Report: Joe Paterno To Retire At the End Of Current Season
The end of Joe Paterno’s coaching career was going to come some day, but I don’t think anyone would happen this way:
STATE COLLEGE, Pa. (AP) — A person familiar with the decision says Penn State football coach Joe Paterno has decided to retire at the end of the season.
The person says Paterno will announce his retirement later Wednesday.
After the revelations about the child sex abuse scandal came out, this was inevitable. This much is clear, though, if this were anyone other than Paterno, they wouldn’t be allowed to coach on Saturday against Nebraska (which will be JoePa’s final home game at Happy Valley) never mind finish out the rest of the season, which could include the inaugural Big Ten Championship Game and a Bowl appearance given Penn State’s current record.
Update: More from ESPN:
Penn State football coach Joe Paterno has decided to retire at the end of the season, saying Wednesday that the effects of a child sex abuse scandal involving former heir apparent Jerry Sandusky have been overwhelming.
“I am absolutely devastated by the developments in this case. I grieve for the children and their families, and I pray for their comfort and relief,” Paterno said in a statement released just after initial reports confirming his pending retirement.

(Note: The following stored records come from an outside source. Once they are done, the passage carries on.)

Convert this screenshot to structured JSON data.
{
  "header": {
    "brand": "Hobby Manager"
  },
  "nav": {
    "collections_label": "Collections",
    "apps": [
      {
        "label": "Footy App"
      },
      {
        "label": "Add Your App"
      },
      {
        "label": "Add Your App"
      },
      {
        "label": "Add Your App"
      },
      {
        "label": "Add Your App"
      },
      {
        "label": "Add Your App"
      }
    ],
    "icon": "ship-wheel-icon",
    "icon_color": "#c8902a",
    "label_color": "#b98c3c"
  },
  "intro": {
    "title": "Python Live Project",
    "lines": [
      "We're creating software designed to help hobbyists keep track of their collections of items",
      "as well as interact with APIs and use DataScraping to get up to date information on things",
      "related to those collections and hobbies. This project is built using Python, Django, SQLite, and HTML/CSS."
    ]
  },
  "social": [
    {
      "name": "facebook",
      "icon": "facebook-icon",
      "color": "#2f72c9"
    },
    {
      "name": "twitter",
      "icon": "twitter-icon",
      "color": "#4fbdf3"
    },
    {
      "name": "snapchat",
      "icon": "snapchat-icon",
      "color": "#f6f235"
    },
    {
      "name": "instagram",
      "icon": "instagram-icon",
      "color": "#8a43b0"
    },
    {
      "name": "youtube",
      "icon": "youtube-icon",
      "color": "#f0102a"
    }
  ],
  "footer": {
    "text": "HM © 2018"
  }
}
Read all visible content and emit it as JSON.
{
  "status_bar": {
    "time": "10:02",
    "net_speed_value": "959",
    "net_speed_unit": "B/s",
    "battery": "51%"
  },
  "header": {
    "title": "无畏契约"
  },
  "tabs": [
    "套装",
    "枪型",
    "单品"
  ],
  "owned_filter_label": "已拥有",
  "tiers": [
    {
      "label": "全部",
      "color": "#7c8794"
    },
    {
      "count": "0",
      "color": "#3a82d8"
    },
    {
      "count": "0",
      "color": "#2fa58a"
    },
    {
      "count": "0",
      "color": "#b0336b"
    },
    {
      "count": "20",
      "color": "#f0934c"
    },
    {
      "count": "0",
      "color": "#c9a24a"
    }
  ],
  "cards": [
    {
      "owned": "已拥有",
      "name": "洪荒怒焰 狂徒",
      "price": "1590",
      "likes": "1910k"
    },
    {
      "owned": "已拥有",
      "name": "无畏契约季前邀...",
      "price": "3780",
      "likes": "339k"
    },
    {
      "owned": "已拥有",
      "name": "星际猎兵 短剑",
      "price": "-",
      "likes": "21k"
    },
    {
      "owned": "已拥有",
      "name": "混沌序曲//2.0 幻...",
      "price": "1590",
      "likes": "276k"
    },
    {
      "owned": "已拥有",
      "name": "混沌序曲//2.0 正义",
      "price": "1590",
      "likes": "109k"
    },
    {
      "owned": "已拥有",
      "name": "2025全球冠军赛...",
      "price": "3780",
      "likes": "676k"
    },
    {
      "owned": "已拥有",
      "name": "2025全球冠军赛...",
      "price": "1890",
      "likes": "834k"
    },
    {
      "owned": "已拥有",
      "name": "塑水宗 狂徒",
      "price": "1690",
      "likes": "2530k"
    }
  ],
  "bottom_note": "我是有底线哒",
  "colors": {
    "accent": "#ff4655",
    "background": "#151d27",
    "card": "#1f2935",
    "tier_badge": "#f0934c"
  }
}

“I have come to work every day for the last 61 years with one clear goal in mind: To serve the best interests of this university and the young men who have been entrusted to my care. I have the same goal today.
“That’s why I have decided to announce my retirement effective at the end of this season. At this moment the Board of Trustees should not spend a single minute discussing my status. They have far more important matters to address. I want to make this as easy for them as I possibly can.
“This is a tragedy. It is one of the great sorrows of my life. With the benefit of hindsight, I wish I had done more. My goals now are to keep my commitments to my players and staff and finish the season with dignity and determination. And then I will spend the rest of my life doing everything I can to help this university.”
Of course, it’s possible that the Board of Trustees could decide not to accept Paterno’s resignation and fire him on the spot, but one suspects that there’s still enough support for Paterno in the Penn State community to let them get away with declining to do that. The more likely target in that regard, I would think, would be the Athletic Director and other university administration who have been charged in this matter.